Listed entries:
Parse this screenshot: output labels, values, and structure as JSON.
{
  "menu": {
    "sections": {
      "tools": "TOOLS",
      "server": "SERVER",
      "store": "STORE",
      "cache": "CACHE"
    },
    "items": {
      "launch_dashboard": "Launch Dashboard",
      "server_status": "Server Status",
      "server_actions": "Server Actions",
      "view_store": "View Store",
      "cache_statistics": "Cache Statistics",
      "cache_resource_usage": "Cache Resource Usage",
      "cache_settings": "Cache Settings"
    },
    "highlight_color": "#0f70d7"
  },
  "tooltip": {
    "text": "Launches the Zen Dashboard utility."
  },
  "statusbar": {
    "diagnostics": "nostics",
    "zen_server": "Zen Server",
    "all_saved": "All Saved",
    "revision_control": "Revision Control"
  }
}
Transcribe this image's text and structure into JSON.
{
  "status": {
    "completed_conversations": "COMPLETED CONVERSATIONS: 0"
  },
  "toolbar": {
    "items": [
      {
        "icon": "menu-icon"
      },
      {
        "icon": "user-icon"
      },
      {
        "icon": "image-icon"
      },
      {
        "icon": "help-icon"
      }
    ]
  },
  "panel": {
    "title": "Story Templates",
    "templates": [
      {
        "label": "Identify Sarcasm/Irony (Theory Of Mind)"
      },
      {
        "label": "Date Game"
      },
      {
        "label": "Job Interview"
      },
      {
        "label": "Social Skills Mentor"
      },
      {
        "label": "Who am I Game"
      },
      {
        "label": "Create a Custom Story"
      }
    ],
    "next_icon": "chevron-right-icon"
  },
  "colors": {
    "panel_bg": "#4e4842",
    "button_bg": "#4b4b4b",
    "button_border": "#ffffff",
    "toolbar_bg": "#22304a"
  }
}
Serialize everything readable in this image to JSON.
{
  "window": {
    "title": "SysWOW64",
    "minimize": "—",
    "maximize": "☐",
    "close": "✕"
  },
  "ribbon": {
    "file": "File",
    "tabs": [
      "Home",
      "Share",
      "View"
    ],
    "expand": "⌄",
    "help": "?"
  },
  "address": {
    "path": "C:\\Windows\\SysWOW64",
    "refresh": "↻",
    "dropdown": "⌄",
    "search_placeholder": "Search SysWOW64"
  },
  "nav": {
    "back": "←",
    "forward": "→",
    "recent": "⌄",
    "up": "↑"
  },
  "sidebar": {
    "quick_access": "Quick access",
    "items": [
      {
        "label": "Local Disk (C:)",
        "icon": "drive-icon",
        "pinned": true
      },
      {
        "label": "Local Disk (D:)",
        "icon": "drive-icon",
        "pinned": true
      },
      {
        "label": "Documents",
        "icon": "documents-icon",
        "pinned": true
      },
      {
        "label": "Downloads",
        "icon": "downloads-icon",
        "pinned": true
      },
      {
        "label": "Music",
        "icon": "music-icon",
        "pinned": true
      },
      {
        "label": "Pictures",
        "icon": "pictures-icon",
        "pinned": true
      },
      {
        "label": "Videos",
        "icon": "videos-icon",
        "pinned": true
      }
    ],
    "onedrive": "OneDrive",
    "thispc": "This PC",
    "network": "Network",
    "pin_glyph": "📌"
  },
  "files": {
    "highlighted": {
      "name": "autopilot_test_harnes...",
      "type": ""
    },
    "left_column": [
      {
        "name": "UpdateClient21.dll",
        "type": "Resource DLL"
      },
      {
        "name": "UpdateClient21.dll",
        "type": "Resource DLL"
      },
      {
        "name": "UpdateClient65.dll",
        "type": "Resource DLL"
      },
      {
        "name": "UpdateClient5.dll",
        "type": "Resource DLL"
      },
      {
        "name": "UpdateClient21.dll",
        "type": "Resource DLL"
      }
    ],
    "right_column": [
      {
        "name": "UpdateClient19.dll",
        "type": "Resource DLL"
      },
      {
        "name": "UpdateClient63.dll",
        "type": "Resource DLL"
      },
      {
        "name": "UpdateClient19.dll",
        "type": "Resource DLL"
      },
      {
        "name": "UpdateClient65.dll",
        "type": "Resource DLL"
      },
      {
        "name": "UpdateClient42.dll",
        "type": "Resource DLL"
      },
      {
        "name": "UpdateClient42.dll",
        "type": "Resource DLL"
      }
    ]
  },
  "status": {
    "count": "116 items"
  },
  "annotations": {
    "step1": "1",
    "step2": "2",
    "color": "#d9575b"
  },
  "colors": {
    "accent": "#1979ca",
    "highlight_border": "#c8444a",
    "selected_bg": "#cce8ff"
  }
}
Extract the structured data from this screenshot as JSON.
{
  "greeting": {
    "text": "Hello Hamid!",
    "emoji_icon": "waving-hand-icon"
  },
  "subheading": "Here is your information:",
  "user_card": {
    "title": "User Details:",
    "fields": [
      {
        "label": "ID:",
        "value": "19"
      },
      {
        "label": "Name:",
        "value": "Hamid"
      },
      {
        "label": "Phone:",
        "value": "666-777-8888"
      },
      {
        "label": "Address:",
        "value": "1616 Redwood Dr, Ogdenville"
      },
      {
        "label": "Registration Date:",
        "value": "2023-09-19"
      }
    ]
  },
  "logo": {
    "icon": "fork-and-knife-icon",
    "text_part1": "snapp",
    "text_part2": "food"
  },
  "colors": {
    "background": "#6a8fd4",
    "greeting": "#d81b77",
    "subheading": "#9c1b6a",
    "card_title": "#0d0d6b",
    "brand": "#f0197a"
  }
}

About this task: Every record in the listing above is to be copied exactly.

Reply to the exercise:
Parse this screenshot: output labels, values, and structure as JSON.
{
  "menu": {
    "sections": {
      "tools": "TOOLS",
      "server": "SERVER",
      "store": "STORE",
      "cache": "CACHE"
    },
    "items": {
      "launch_dashboard": "Launch Dashboard",
      "server_status": "Server Status",
      "server_actions": "Server Actions",
      "view_store": "View Store",
      "cache_statistics": "Cache Statistics",
      "cache_resource_usage": "Cache Resource Usage",
      "cache_settings": "Cache Settings"
    },
    "highlight_color": "#0f70d7"
  },
  "tooltip": {
    "text": "Launches the Zen Dashboard utility."
  },
  "statusbar": {
    "diagnostics": "nostics",
    "zen_server": "Zen Server",
    "all_saved": "All Saved",
    "revision_control": "Revision Control"
  }
}
Transcribe this image's text and structure into JSON.
{
  "status": {
    "completed_conversations": "COMPLETED CONVERSATIONS: 0"
  },
  "toolbar": {
    "items": [
      {
        "icon": "menu-icon"
      },
      {
        "icon": "user-icon"
      },
      {
        "icon": "image-icon"
      },
      {
        "icon": "help-icon"
      }
    ]
  },
  "panel": {
    "title": "Story Templates",
    "templates": [
      {
        "label": "Identify Sarcasm/Irony (Theory Of Mind)"
      },
      {
        "label": "Date Game"
      },
      {
        "label": "Job Interview"
      },
      {
        "label": "Social Skills Mentor"
      },
      {
        "label": "Who am I Game"
      },
      {
        "label": "Create a Custom Story"
      }
    ],
    "next_icon": "chevron-right-icon"
  },
  "colors": {
    "panel_bg": "#4e4842",
    "button_bg": "#4b4b4b",
    "button_border": "#ffffff",
    "toolbar_bg": "#22304a"
  }
}
Serialize everything readable in this image to JSON.
{
  "window": {
    "title": "SysWOW64",
    "minimize": "—",
    "maximize": "☐",
    "close": "✕"
  },
  "ribbon": {
    "file": "File",
    "tabs": [
      "Home",
      "Share",
      "View"
    ],
    "expand": "⌄",
    "help": "?"
  },
  "address": {
    "path": "C:\\Windows\\SysWOW64",
    "refresh": "↻",
    "dropdown": "⌄",
    "search_placeholder": "Search SysWOW64"
  },
  "nav": {
    "back": "←",
    "forward": "→",
    "recent": "⌄",
    "up": "↑"
  },
  "sidebar": {
    "quick_access": "Quick access",
    "items": [
      {
        "label": "Local Disk (C:)",
        "icon": "drive-icon",
        "pinned": true
      },
      {
        "label": "Local Disk (D:)",
        "icon": "drive-icon",
        "pinned": true
      },
      {
        "label": "Documents",
        "icon": "documents-icon",
        "pinned": true
      },
      {
        "label": "Downloads",
        "icon": "downloads-icon",
        "pinned": true
      },
      {
        "label": "Music",
        "icon": "music-icon",
        "pinned": true
      },
      {
        "label": "Pictures",
        "icon": "pictures-icon",
        "pinned": true
      },
      {
        "label": "Videos",
        "icon": "videos-icon",
        "pinned": true
      }
    ],
    "onedrive": "OneDrive",
    "thispc": "This PC",
    "network": "Network",
    "pin_glyph": "📌"
  },
  "files": {
    "highlighted": {
      "name": "autopilot_test_harnes...",
      "type": ""
    },
    "left_column": [
      {
        "name": "UpdateClient21.dll",
        "type": "Resource DLL"
      },
      {
        "name": "UpdateClient21.dll",
        "type": "Resource DLL"
      },
      {
        "name": "UpdateClient65.dll",
        "type": "Resource DLL"
      },
      {
        "name": "UpdateClient5.dll",
        "type": "Resource DLL"
      },
      {
        "name": "UpdateClient21.dll",
        "type": "Resource DLL"
      }
    ],
    "right_column": [
      {
        "name": "UpdateClient19.dll",
        "type": "Resource DLL"
      },
      {
        "name": "UpdateClient63.dll",
        "type": "Resource DLL"
      },
      {
        "name": "UpdateClient19.dll",
        "type": "Resource DLL"
      },
      {
        "name": "UpdateClient65.dll",
        "type": "Resource DLL"
      },
      {
        "name": "UpdateClient42.dll",
        "type": "Resource DLL"
      },
      {
        "name": "UpdateClient42.dll",
        "type": "Resource DLL"
      }
    ]
  },
  "status": {
    "count": "116 items"
  },
  "annotations": {
    "step1": "1",
    "step2": "2",
    "color": "#d9575b"
  },
  "colors": {
    "accent": "#1979ca",
    "highlight_border": "#c8444a",
    "selected_bg": "#cce8ff"
  }
}
Extract the structured data from this screenshot as JSON.
{
  "greeting": {
    "text": "Hello Hamid!",
    "emoji_icon": "waving-hand-icon"
  },
  "subheading": "Here is your information:",
  "user_card": {
    "title": "User Details:",
    "fields": [
      {
        "label": "ID:",
        "value": "19"
      },
      {
        "label": "Name:",
        "value": "Hamid"
      },
      {
        "label": "Phone:",
        "value": "666-777-8888"
      },
      {
        "label": "Address:",
        "value": "1616 Redwood Dr, Ogdenville"
      },
      {
        "label": "Registration Date:",
        "value": "2023-09-19"
      }
    ]
  },
  "logo": {
    "icon": "fork-and-knife-icon",
    "text_part1": "snapp",
    "text_part2": "food"
  },
  "colors": {
    "background": "#6a8fd4",
    "greeting": "#d81b77",
    "subheading": "#9c1b6a",
    "card_title": "#0d0d6b",
    "brand": "#f0197a"
  }
}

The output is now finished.